Although the actual festival is set to be celebrated across the country on Wednesday, the widows will enjoy an earlier version of Diwali in Vrindavan, a religious town known as the city of widows where thousands of impoverished Hindu women live after having lost their husbands.
"In India, when a lady loses her husband she has no means of earning a living, and neither is she able to enjoy festivals," Vinita Verma, the person in charge of the celebration organized by the nonprofit organization Sulabh International, told EFE.
"Sulabh International is bringing a platform for them where they can celebrate and enjoy the festival," Verma said, adding, "even if they are widows, they have the right to have all types of celebrations."
The festivities, which will begin after midday and last late into the night, will include sharing candies and other delicacies, lighting fireworks and earthenware lamps known as diyas, and rangolis and creating traditional patterns drawn on the floor with colored powders.
The widows will also be allowed to choose saris, a form of traditional clothing for women in India, as a gift.
The main streets, businesses and houses in the country will be decorated and lit up during the coming days to celebrate the festival, on a scale comparable to Christmas celebrations in other parts of the world.

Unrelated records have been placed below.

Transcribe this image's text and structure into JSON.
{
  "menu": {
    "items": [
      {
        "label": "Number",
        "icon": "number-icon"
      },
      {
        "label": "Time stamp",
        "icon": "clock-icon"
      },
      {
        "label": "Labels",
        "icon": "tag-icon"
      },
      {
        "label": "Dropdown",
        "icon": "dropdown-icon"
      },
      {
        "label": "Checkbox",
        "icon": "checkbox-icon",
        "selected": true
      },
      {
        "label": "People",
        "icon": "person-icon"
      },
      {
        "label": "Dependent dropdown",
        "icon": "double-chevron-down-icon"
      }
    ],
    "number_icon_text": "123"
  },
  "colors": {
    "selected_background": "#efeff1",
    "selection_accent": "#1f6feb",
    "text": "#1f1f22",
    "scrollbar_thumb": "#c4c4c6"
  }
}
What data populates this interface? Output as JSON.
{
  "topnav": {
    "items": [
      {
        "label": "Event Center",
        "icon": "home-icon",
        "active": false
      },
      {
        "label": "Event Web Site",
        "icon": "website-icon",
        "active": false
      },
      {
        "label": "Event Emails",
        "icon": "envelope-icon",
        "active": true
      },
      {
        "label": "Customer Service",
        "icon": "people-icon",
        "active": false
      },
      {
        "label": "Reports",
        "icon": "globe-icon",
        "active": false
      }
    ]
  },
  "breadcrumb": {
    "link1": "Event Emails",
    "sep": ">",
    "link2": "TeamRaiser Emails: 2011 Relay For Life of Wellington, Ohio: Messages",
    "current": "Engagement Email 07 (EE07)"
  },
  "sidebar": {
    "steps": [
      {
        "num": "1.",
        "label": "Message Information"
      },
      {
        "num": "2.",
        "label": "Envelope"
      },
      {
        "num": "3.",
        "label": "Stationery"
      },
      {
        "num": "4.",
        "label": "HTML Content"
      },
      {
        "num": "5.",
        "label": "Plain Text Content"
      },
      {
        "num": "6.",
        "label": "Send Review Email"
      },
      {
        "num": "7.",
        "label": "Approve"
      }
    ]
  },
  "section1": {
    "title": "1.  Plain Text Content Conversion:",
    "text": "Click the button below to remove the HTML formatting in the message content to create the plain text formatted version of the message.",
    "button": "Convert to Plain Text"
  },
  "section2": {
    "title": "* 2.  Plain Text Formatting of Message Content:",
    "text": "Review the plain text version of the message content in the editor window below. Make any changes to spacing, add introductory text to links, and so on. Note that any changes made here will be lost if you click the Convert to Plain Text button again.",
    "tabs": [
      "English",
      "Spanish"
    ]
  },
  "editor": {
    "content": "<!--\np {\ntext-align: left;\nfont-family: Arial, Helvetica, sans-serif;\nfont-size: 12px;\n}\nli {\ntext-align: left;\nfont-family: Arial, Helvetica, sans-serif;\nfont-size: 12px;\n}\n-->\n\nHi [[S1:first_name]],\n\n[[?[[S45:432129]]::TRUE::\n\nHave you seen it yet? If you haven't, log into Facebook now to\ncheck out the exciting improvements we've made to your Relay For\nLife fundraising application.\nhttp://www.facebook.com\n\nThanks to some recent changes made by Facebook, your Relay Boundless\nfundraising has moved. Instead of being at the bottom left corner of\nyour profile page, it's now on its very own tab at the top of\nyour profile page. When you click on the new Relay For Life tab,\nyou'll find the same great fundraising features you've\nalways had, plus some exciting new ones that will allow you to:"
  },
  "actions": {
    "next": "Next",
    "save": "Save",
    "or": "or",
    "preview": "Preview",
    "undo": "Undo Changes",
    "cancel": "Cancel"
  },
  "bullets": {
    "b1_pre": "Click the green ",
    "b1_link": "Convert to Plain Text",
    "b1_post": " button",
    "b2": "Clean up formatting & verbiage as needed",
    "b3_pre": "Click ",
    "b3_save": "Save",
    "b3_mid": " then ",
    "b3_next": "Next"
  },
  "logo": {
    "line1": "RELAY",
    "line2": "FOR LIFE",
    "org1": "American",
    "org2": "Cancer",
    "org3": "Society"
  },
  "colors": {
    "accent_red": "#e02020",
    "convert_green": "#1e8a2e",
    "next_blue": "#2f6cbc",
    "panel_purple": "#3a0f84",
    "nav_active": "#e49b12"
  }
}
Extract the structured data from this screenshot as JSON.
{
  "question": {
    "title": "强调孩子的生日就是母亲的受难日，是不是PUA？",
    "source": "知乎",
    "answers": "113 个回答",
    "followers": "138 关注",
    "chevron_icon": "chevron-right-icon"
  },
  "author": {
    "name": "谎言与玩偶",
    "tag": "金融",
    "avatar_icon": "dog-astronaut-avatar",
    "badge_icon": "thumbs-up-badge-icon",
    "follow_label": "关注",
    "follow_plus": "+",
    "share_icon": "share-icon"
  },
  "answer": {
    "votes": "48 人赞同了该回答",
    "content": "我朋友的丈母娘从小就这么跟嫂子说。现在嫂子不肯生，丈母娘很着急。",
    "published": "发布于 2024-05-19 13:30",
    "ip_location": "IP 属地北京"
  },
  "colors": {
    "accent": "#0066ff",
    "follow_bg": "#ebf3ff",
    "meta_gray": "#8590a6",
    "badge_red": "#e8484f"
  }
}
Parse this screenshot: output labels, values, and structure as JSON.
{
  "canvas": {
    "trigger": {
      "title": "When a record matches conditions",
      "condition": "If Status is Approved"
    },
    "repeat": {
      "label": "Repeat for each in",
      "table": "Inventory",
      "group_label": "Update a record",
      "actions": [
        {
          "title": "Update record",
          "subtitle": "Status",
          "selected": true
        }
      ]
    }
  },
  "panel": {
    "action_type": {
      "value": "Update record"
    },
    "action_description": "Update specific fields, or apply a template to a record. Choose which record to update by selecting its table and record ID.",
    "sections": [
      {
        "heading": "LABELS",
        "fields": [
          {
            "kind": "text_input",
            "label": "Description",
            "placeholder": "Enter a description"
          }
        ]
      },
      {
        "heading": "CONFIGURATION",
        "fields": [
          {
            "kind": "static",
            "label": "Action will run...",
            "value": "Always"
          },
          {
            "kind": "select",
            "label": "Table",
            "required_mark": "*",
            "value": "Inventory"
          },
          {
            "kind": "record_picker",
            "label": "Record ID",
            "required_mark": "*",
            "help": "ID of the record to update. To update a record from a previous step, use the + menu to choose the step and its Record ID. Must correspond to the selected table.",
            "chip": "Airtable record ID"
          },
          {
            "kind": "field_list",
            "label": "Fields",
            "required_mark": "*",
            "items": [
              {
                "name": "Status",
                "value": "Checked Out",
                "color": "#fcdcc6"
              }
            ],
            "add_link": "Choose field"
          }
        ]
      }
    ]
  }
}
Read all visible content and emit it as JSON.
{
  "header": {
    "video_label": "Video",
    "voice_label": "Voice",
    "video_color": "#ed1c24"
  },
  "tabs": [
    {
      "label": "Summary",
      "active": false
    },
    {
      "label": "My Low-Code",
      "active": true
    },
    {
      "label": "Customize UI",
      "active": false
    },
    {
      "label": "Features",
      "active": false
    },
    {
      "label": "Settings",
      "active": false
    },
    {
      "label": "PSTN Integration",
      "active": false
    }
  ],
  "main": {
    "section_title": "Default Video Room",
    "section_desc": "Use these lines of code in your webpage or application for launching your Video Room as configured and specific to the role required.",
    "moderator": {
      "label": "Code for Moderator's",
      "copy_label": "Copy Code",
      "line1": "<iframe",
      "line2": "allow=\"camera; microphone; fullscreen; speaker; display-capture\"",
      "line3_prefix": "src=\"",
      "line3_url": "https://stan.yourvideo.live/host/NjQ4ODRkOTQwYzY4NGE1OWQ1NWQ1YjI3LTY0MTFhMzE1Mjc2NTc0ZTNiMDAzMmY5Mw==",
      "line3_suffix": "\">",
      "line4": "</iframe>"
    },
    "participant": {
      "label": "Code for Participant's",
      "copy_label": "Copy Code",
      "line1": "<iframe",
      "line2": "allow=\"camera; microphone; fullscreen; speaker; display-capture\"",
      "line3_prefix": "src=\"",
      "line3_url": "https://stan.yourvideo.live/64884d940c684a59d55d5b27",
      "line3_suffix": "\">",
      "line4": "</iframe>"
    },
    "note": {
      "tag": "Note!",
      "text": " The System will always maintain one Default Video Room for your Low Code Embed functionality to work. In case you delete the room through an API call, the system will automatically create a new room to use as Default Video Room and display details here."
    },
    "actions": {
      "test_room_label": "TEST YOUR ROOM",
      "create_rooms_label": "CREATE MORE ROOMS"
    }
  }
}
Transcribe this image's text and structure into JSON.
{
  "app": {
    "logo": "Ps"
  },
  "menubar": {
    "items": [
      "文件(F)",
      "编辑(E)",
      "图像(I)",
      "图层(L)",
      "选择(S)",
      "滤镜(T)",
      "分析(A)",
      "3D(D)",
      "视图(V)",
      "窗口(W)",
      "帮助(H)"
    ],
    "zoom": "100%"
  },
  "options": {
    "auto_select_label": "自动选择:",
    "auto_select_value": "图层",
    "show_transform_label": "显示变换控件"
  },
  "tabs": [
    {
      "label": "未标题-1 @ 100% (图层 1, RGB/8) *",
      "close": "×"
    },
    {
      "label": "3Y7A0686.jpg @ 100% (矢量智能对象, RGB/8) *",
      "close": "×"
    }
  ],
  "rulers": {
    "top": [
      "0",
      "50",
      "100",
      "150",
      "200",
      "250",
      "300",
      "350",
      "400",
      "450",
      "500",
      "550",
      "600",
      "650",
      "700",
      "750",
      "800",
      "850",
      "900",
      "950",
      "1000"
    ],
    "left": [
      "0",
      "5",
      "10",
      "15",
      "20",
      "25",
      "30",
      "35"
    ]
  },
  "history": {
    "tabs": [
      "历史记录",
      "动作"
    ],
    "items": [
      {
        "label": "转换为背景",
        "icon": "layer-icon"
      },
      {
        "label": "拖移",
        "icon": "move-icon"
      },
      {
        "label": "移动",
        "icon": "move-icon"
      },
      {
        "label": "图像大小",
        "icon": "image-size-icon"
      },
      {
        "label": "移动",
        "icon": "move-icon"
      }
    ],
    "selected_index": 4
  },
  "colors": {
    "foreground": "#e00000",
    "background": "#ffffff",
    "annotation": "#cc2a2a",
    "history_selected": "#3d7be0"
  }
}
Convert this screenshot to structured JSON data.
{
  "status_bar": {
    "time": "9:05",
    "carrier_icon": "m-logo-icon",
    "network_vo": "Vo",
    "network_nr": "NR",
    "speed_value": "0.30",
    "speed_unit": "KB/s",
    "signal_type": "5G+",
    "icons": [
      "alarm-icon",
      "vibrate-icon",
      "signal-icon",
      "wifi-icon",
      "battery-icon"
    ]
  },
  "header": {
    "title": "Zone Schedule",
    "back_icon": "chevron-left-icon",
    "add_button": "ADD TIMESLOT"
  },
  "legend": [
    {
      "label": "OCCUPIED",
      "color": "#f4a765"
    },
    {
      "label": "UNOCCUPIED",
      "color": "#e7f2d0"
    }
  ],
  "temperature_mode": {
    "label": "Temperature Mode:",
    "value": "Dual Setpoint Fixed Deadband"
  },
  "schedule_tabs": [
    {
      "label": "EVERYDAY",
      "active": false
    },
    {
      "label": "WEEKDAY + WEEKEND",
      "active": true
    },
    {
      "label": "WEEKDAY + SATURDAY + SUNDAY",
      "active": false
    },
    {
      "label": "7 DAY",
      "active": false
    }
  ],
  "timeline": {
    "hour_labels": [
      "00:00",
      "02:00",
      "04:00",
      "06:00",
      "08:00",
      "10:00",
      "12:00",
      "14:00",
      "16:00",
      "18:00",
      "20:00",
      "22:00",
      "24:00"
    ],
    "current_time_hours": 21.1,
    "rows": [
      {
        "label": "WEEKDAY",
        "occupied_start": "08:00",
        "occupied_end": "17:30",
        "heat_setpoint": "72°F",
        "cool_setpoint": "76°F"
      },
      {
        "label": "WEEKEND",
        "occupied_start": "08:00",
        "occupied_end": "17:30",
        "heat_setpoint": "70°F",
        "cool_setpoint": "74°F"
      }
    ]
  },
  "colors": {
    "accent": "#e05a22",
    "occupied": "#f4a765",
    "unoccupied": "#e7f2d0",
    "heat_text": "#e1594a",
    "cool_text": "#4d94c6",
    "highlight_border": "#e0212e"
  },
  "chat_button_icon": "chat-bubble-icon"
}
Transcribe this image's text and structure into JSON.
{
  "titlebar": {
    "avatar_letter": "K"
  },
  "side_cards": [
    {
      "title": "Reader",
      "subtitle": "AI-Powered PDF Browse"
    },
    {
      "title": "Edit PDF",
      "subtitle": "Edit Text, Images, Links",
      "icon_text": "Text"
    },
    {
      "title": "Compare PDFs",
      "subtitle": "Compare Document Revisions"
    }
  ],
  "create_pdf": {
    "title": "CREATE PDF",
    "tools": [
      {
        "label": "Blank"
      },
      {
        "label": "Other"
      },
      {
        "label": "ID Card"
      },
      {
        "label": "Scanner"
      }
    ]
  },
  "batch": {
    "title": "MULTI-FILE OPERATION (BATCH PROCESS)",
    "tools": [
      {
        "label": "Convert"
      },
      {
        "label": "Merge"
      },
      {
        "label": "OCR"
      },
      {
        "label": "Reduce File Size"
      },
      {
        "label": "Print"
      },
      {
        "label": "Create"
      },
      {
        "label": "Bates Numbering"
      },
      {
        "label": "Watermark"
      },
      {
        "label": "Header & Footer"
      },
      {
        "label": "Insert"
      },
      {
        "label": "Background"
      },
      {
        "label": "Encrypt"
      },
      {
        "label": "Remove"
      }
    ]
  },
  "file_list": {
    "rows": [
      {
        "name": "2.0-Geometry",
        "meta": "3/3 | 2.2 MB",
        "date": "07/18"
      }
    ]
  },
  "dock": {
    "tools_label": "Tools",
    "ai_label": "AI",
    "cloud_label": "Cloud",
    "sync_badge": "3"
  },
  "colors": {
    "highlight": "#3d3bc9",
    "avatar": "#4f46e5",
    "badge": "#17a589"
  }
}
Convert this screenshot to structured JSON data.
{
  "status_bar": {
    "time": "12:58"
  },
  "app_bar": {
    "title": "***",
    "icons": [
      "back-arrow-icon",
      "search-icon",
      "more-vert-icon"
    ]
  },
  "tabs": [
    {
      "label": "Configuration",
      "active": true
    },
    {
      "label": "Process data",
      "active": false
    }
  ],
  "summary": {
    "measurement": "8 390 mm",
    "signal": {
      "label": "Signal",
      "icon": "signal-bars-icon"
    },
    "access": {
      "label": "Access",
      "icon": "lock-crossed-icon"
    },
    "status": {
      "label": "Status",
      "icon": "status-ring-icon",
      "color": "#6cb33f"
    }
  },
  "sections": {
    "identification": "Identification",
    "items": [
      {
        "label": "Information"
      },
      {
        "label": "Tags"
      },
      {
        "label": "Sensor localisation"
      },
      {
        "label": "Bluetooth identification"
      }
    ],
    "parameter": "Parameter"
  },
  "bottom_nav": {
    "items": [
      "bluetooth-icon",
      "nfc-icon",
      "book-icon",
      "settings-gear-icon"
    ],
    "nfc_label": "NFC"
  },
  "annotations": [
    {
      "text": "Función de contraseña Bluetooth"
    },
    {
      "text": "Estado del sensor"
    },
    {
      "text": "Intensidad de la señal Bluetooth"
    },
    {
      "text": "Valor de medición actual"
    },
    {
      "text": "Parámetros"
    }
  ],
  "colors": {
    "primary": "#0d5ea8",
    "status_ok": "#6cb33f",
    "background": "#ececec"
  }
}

According to Hindu mythology, the festival marks the return of Lord Rama from 14 years of exile - during which he fought and defeated demon King Ravana in the island of Lanka (currently Sri Lanka) - which was celebrated with people lighting up their homes with earthenware lamps.